creating a new institute for future goldsmiths, and other opportunities for young jewellers and goldsmiths.
He retired to West Sussex in 2014 and died in 2018.


stuart devlin aqua gold brooch  1978 Stuart Devlin London 1978   gold and aquamarine ring Stuart Devlin
Aquamarine and gold brooch         Stuart Devlin 1978                        Gold and aquamarine ring
 by Stuart Devlin                             London necklace                          Stuart Devlin                                   
                                                                                                                      

15) GILLIAN PACKARD

 

Gillian Packard, (1938-) became one of the leading  British jewellery designers of the 1960's. Born in
Newcastle upon Tyne, she undertook studies at Kingston School of Art, the Central School. and the 
Royal College of Art,London. She entered competitions soon after graduating and won several
awards. She received particular acclaim for her diamond and gemstone rings. Her innovative designs
were seen as particularly ground breaking for the time. She was well know for her elegant rings, and 
went on to create more organic jewellery pieces. She set up a workshop in the West End of London
in 1964 and 
acquired a loyal customer base . Although she employed six people she continued to
design all the jewellery herself , producing jewellery for over 60 stores in England. One of her
particularly innovative designs was an interlocking wedding and engagement ring. She developed
new ways of setting stones and was very specific about the colour and quality of stones used. In 1969
Packard became chairman of the British faction of the World Council for Applied Arts, and she also
taught at the London Central School of Fine Arts. Two of her designs can be found at the V and A
Museum in London. Her work remains much prized by collectors today.

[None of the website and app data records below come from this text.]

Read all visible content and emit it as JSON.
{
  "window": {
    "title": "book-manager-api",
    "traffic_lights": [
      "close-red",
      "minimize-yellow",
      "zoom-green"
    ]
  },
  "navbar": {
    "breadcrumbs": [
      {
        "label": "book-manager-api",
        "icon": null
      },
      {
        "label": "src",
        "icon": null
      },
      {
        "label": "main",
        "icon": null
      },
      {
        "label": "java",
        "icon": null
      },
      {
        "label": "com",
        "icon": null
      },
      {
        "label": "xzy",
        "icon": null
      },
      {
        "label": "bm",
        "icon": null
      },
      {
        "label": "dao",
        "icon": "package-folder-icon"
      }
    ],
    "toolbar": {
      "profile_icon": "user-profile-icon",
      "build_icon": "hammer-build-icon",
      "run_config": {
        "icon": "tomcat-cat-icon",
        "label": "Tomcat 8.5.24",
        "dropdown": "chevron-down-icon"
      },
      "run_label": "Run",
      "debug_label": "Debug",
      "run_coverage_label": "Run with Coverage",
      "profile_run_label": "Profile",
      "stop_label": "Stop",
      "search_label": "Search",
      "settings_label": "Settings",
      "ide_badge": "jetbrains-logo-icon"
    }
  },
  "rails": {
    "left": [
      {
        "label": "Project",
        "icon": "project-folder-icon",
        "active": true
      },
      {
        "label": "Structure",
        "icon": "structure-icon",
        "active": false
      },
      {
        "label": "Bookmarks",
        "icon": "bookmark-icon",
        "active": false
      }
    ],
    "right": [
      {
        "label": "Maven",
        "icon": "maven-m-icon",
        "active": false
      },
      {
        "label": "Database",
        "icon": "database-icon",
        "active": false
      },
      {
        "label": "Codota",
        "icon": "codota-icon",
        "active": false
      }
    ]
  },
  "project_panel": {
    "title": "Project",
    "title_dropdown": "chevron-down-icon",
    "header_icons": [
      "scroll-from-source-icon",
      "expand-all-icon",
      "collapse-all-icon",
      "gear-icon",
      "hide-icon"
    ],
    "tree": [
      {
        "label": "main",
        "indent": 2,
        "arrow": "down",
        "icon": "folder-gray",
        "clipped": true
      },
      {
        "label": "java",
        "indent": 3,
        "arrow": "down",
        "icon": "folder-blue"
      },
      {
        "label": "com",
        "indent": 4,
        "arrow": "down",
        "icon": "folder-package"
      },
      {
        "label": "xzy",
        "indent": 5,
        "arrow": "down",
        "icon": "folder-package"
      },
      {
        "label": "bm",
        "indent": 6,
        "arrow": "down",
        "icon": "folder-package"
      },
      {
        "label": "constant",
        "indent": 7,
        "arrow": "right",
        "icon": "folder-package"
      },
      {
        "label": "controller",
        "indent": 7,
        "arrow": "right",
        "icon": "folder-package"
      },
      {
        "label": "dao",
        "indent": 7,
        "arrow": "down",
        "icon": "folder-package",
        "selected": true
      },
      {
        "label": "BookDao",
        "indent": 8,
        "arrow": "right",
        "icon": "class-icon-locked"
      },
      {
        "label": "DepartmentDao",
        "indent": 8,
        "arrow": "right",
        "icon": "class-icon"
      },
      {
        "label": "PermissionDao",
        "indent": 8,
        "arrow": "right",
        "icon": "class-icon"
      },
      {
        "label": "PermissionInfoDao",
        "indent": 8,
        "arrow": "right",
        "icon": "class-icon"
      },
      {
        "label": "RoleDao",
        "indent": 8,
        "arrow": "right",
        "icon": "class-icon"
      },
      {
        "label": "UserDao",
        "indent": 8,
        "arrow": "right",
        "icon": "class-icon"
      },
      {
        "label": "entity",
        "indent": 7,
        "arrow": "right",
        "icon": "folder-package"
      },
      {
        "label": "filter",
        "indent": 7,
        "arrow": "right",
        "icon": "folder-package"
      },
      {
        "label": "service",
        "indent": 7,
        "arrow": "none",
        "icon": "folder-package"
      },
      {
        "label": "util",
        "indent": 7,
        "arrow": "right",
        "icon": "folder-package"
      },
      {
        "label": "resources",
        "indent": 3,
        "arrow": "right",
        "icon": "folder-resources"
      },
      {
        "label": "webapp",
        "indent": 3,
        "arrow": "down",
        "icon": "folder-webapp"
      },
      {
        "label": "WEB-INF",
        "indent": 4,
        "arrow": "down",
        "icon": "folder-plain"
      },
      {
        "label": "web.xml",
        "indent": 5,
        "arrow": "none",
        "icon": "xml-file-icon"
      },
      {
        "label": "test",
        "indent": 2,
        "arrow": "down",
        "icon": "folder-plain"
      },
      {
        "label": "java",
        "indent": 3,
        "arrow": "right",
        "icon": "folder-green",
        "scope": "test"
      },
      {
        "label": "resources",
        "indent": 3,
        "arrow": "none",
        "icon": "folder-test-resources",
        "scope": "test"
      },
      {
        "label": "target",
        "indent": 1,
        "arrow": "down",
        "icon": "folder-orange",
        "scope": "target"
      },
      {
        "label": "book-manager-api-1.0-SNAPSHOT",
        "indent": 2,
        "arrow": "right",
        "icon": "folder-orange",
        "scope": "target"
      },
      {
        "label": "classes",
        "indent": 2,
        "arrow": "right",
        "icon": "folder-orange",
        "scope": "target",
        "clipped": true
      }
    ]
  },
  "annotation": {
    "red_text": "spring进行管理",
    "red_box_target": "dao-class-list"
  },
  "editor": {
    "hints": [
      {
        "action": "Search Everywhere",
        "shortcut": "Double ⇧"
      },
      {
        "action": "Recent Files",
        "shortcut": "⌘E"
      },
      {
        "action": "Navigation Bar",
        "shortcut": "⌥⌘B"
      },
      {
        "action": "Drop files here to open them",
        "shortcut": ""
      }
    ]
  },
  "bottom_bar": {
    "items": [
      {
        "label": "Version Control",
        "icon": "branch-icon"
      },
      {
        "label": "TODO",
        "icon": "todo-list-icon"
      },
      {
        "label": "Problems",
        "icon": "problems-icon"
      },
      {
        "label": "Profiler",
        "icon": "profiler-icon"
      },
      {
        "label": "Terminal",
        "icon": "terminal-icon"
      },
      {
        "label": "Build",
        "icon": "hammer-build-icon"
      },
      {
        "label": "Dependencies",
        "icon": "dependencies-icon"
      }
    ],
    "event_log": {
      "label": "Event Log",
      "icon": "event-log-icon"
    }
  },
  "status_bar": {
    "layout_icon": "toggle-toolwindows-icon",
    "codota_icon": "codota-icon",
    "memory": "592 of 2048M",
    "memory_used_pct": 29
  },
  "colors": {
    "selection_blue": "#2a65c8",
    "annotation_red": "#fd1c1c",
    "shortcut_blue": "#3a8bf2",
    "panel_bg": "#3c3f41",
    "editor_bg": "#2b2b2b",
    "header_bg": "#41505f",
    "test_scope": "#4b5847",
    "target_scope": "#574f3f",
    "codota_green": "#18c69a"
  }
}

18 carat gold green tourmaline ring Gillian Packard   18 Carat gold diamond brooch Gillian Packard   Gillian Packard bangle and brooch 1973
Gillian Packard 18 carat gold         18 carat gold diamond brooch    &nb